**ASSIGNMENT:** Using the listing, copy each whole line that features "Static".

**PROVIDED MATERIAL:**
###

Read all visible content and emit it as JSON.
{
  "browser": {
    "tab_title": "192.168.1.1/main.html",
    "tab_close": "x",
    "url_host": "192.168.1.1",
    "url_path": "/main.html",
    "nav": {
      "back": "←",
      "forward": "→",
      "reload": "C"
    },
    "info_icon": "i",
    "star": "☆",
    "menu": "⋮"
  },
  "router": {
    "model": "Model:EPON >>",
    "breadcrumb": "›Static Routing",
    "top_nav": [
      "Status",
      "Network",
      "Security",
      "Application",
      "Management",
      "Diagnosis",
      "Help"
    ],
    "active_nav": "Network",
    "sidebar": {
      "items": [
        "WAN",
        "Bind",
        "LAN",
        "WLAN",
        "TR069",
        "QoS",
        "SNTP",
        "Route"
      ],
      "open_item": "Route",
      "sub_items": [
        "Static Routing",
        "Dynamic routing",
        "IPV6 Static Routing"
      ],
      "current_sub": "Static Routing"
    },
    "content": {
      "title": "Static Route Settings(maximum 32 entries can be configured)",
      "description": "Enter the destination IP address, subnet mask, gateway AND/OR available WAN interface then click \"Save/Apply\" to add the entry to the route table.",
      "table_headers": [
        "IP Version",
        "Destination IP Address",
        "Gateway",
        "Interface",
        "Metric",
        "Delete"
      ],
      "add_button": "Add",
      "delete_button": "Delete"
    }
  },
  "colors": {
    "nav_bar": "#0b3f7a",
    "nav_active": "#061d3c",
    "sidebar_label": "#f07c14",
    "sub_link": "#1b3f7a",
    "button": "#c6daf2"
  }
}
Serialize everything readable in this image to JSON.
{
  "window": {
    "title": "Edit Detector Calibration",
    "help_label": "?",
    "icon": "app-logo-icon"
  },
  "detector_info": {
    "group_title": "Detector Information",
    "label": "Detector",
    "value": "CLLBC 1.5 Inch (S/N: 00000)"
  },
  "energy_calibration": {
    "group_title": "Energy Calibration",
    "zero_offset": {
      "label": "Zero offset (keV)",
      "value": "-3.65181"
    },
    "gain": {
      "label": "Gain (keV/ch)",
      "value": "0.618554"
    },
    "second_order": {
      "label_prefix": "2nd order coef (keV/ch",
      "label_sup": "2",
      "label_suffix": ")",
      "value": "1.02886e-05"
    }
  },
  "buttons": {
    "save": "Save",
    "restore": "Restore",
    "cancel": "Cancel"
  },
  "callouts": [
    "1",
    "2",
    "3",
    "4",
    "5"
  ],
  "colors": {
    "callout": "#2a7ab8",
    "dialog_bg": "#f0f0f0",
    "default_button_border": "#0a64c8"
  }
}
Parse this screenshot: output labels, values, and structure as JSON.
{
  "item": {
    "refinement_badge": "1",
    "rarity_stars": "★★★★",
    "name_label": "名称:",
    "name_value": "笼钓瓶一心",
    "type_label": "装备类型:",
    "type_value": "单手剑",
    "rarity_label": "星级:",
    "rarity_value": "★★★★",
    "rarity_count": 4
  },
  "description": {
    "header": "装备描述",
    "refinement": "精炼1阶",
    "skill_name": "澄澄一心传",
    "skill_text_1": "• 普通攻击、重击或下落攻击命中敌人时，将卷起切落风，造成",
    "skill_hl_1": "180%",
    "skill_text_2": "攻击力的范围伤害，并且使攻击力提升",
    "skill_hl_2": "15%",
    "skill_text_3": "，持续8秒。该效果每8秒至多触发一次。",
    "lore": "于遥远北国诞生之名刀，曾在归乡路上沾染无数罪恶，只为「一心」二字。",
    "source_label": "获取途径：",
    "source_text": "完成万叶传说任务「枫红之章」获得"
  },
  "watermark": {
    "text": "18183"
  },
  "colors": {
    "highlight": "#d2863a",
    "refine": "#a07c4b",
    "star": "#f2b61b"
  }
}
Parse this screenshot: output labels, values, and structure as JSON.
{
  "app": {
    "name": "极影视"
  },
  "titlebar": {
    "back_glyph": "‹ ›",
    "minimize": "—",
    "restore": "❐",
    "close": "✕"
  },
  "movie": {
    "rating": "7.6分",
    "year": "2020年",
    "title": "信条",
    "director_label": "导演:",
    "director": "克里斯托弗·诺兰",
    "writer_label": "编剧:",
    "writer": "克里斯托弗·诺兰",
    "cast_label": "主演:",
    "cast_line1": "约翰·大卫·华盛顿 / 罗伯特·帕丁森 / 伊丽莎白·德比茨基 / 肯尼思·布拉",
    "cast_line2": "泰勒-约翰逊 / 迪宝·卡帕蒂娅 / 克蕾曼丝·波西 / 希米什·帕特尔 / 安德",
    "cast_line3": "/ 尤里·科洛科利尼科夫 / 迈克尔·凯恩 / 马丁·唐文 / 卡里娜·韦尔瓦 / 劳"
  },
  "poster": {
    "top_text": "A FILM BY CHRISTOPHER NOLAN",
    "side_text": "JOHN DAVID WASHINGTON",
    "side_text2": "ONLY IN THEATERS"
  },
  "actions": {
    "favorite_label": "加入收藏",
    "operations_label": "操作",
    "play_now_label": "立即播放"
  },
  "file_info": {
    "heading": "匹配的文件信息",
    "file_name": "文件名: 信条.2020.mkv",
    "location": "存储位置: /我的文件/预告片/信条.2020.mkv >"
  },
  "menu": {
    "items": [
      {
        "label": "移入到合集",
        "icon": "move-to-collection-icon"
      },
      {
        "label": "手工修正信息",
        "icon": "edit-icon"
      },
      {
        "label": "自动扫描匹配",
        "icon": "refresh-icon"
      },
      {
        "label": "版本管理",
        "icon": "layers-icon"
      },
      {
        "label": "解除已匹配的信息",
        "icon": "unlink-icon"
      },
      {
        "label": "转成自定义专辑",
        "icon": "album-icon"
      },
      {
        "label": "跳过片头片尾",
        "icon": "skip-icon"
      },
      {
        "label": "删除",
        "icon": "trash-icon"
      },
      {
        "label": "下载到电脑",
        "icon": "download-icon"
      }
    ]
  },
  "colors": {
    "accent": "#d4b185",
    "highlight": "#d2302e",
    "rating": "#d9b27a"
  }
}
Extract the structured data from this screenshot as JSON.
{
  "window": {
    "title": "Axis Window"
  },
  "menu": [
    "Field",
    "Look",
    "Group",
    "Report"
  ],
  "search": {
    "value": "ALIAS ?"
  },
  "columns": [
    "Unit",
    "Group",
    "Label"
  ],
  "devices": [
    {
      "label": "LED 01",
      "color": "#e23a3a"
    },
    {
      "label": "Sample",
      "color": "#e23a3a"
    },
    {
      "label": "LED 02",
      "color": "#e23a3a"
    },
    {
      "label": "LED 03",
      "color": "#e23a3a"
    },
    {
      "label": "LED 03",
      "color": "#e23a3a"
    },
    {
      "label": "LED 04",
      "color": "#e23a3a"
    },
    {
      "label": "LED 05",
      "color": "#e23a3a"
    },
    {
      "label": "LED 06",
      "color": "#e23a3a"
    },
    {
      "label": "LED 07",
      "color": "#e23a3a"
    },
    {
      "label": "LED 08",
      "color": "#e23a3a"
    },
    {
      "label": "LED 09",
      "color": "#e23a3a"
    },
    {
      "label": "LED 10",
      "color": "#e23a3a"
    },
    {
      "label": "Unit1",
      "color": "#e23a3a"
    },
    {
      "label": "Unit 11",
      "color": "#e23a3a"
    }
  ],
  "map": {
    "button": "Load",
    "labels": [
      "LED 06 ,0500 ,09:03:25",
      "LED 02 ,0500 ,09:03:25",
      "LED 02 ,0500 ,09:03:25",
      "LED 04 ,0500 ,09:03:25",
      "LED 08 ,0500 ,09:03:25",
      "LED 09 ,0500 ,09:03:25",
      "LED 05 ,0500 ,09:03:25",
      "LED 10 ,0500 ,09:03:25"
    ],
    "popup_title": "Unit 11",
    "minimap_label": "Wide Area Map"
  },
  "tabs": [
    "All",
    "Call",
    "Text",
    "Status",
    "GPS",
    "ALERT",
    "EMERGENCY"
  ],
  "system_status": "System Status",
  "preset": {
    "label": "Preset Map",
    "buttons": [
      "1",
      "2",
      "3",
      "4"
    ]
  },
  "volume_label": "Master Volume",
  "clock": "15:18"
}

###

**OUTPUT FOR THIS EXERCISE:**
    "breadcrumb": "›Static Routing",
        "Static Routing",
        "IPV6 Static Routing"
      "current_sub": "Static Routing"
      "title": "Static Route Settings(maximum 32 entries can be configured)",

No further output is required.